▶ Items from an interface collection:

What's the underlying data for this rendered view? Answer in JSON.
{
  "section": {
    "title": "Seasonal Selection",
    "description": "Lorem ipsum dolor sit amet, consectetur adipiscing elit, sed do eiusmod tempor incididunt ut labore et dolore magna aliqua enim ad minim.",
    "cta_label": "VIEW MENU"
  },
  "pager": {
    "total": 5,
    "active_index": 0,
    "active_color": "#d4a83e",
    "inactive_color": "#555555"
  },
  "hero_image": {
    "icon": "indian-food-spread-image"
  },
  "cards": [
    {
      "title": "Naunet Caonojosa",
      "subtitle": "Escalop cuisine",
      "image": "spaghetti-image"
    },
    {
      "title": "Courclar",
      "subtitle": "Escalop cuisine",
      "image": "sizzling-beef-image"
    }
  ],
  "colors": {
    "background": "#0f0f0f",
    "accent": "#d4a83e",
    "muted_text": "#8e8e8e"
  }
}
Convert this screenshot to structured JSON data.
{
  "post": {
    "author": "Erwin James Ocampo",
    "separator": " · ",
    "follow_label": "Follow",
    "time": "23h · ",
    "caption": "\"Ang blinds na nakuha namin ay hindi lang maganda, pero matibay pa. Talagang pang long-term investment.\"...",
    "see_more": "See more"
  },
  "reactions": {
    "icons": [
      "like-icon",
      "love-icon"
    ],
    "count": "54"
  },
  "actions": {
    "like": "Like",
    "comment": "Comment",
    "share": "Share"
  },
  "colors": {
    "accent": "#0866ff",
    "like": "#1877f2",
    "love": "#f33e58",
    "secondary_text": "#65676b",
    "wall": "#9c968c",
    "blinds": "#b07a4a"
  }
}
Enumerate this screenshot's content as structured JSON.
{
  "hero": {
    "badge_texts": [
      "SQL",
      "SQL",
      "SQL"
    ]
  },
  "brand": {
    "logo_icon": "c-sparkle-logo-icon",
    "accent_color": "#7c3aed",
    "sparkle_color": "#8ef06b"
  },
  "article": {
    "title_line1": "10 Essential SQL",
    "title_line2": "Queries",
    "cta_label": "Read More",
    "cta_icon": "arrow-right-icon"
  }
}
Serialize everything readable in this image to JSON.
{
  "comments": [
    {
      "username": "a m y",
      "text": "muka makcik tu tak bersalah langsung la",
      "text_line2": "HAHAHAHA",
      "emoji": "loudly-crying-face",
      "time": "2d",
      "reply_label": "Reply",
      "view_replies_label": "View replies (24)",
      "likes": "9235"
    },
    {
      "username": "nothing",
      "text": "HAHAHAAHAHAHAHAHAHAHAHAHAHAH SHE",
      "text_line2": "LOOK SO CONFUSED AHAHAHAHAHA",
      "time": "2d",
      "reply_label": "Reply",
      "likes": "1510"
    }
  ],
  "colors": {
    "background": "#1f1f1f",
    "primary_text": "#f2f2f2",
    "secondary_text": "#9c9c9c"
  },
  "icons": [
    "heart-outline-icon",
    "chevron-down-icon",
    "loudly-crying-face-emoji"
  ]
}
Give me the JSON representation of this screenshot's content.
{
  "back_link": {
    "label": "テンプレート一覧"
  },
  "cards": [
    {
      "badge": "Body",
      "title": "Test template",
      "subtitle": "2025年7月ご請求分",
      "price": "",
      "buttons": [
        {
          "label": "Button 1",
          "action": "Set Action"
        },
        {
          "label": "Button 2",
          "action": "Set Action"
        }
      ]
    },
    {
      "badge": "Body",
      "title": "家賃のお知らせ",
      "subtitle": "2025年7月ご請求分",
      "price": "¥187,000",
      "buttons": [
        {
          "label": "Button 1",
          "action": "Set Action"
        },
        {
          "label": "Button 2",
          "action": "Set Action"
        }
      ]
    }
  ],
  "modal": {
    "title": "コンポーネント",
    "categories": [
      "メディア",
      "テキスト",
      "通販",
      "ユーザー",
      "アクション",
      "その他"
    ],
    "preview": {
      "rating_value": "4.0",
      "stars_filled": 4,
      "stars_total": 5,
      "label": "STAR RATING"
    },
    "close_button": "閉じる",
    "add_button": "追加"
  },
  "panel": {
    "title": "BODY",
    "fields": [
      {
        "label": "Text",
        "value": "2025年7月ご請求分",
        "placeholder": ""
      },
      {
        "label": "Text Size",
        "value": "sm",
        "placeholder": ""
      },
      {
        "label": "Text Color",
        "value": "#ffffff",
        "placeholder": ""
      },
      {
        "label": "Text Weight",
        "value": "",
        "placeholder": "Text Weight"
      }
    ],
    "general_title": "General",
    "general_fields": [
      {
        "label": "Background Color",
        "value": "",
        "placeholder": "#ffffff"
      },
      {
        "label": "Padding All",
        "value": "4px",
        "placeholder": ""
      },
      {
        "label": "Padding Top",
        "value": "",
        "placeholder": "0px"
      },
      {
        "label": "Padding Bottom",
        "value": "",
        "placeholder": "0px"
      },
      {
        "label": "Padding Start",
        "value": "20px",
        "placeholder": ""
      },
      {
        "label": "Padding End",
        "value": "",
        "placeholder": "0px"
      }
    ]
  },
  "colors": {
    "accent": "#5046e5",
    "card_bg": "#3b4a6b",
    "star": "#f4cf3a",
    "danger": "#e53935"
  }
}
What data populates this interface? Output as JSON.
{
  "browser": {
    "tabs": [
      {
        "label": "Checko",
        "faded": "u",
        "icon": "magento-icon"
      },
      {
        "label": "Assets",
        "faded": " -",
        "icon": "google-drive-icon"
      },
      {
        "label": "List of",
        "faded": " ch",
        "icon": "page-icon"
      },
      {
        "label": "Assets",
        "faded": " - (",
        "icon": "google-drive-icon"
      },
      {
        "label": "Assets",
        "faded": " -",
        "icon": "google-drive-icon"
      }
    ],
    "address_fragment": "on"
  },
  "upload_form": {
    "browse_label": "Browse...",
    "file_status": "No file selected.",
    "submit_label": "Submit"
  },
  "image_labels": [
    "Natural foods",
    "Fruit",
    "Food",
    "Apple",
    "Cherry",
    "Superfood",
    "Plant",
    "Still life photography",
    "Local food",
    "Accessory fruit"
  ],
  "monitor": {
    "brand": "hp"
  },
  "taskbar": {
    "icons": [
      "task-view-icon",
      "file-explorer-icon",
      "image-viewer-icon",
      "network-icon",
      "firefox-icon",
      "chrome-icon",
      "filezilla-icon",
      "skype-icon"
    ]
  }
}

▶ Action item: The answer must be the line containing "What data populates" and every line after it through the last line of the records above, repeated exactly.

▶ Written solution:
What data populates this interface? Output as JSON.
{
  "browser": {
    "tabs": [
      {
        "label": "Checko",
        "faded": "u",
        "icon": "magento-icon"
      },
      {
        "label": "Assets",
        "faded": " -",
        "icon": "google-drive-icon"
      },
      {
        "label": "List of",
        "faded": " ch",
        "icon": "page-icon"
      },
      {
        "label": "Assets",
        "faded": " - (",
        "icon": "google-drive-icon"
      },
      {
        "label": "Assets",
        "faded": " -",
        "icon": "google-drive-icon"
      }
    ],
    "address_fragment": "on"
  },
  "upload_form": {
    "browse_label": "Browse...",
    "file_status": "No file selected.",
    "submit_label": "Submit"
  },
  "image_labels": [
    "Natural foods",
    "Fruit",
    "Food",
    "Apple",
    "Cherry",
    "Superfood",
    "Plant",
    "Still life photography",
    "Local food",
    "Accessory fruit"
  ],
  "monitor": {
    "brand": "hp"
  },
  "taskbar": {
    "icons": [
      "task-view-icon",
      "file-explorer-icon",
      "image-viewer-icon",
      "network-icon",
      "firefox-icon",
      "chrome-icon",
      "filezilla-icon",
      "skype-icon"
    ]
  }
}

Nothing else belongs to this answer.